I converted almost 20 years ago.
It seems self-evident that if someone converts, the new church should be better, more satisfying, more spiritually fulfilling. In fact, few details of the post-Vatican II Catholic Church were attractive to me. Boring homilies, banal music, irreverent pew-sitters and clunky bulletins are national phenomena. I know because I have lived in ten states and driven through nearly all of the continental U.S. (Yeah, sure, there are a few architectural and liturgical gems out there. A very few.) In response, my standards tend to be pretty minimal.
Twenty years after the fact, it is still all about Jesus. I converted because I believed in the real presence of Jesus in the Eucharist in the Catholic Church, and I am still thrilled to see him, receive him and thank him every week. According to the Center for Applied Research in the Apostolate, this makes me a rare bird. Less than one in four attend Mass weekly. Fewer than half believe Jesus is truly present.
The frustration of being a Catholic in a culture that is unsupportive of Catholic sensibilities begs for a support group. This is how I understand the popularity of certain lay associations of the faithful. Over the years, I’ve been invited to meetings by members of Opus Dei, Regnum Christi (the lay arm of the Legionaries of Christ), the Neo-Catechumenal Way, Cursillo and many pious members of third orders. Occasionally, I went to a meeting or two. But, I just didn’t feel the need to join their ranks. I’m just a plain Jane Catholic.
These groups all had a few things in common. There was a certain distrust of the local parish or local diocese inherent in the group’s offerings. Essentially, they were commiserating with me about the failings of the people in my local church. In some places, where the failings were particularly appalling and well-known to the local newspaper, it was tempting to join up with the “remnant” of the redeemed. Who wants to be associated with the “bad” Catholics?
Often, they had charismatic, younger priests with time for spiritual direction and confession at regular intervals. They promised “better” catechesis for my children: more orthodox, more pastoral, more relevant, more satisfying than the RE at the parish. The families who invited me certainly showed more outward signs of piety that I could recognize as “Catholic,” and they often planned fun family outings. To be fair, some were also active in their local parishes. I don’t know why, but I resisted joining these groups. I’m just a plain Jane Catholic.

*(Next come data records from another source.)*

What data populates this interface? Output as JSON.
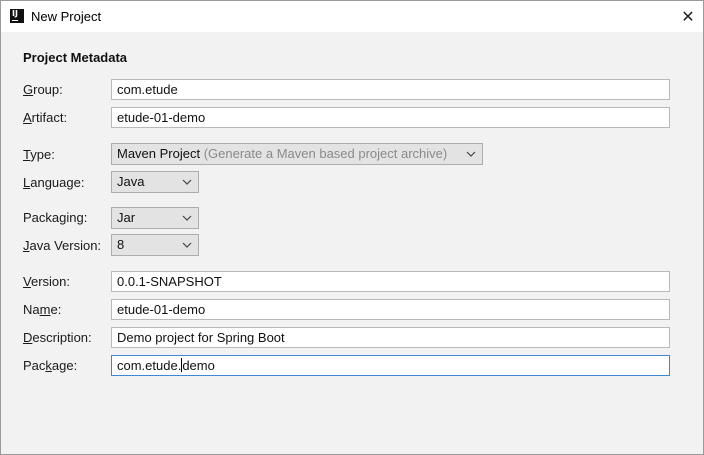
{
  "window": {
    "title": "New Project",
    "icon": "intellij-icon",
    "icon_text": "IJ",
    "close_icon": "close-icon"
  },
  "section_title": "Project Metadata",
  "fields": {
    "group": {
      "label_pre": "",
      "label_key": "G",
      "label_post": "roup:",
      "value": "com.etude"
    },
    "artifact": {
      "label_pre": "",
      "label_key": "A",
      "label_post": "rtifact:",
      "value": "etude-01-demo"
    },
    "type": {
      "label_pre": "",
      "label_key": "T",
      "label_post": "ype:",
      "value": "Maven Project",
      "hint": "(Generate a Maven based project archive)"
    },
    "language": {
      "label_pre": "",
      "label_key": "L",
      "label_post": "anguage:",
      "value": "Java"
    },
    "packaging": {
      "label_pre": "Packaging:",
      "label_key": "",
      "label_post": "",
      "value": "Jar"
    },
    "java_version": {
      "label_pre": "",
      "label_key": "J",
      "label_post": "ava Version:",
      "value": "8"
    },
    "version": {
      "label_pre": "",
      "label_key": "V",
      "label_post": "ersion:",
      "value": "0.0.1-SNAPSHOT"
    },
    "name": {
      "label_pre": "Na",
      "label_key": "m",
      "label_post": "e:",
      "value": "etude-01-demo"
    },
    "description": {
      "label_pre": "",
      "label_key": "D",
      "label_post": "escription:",
      "value": "Demo project for Spring Boot"
    },
    "package": {
      "label_pre": "Pac",
      "label_key": "k",
      "label_post": "age:",
      "value_before_caret": "com.etude.",
      "value_after_caret": "demo"
    }
  }
}
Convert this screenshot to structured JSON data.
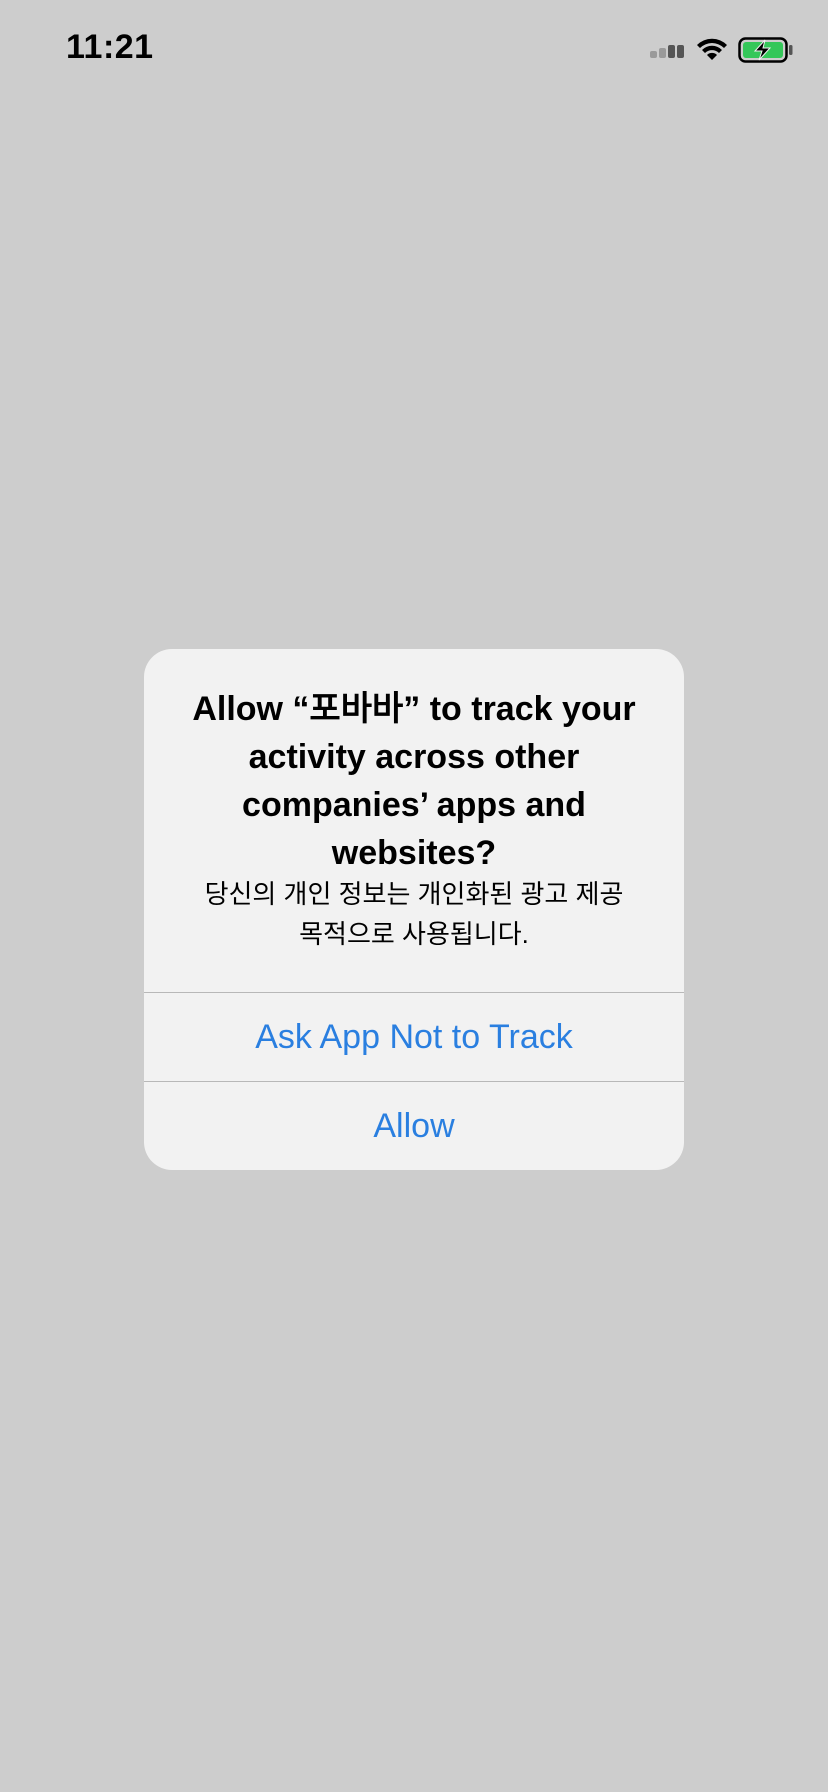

If the local church is broken, well, I guess I am broken with it.
I’m no saint, as my eight children will be quick to tell you. Plain Jane here is just surviving. Between work and the kids, every last ounce of my patience is already in play. I don’t see a need to worry about the problems in the larger Church, over which I have no control, nor jurisdiction. I am too busy boxing sixteen ears and juggling the books to accommodate Catholic school tuition. I’m too small of stature to throw Fr. Groovy Shepherd over my knee and give him his due.
I fit in at my local parish. They don’t require extra meetings, and I don’t have to promise to do extra penance, complete spiritual exercises, or explain my twisted soul to Fr. Young Turk. Sometimes I get to daily Mass, sometimes I don’t. I drag my kids to confession often enough, and have dropped a few tearful hankies there myself. I do the best I can. The fact that I am not a saint is reason enough to get me to Mass on Sunday, begging God to cover for my lack.
I hope am getting better at kindness and mercy, but this cranky middle-aged matron doesn’t always remember to censor her thoughts. The trouble with gaining life experience is that you feel compelled to share it with others. Sometimes forcefully. Sin. Repent. Forgive. Repeat.
My spiritual mediocrity should not be mistaken for lack of passion. Jesus had a passion, and therefore, the position on the cross is already filled. Now that I have five teens to show me how incompetent I truly am, my desperate perseverance is truly my only ticket to the big party in the sky. This sure ain’t heaven, and in fact, I am a witness to that fact.
Receiving Jesus in the Sacrifice of the Mass means that my brokenness is swallowed whole by His divine mercy. Our brokenness as a Church is already being healed, or at least, I believe this. I have seen miracles happen often enough that I am content to sit tight as the wild ride continues. Faith is the substance of things hoped for, the confident assurance of things not seen. (Hebrews 11:1) For plain Jane, that’s Catholic enough for me.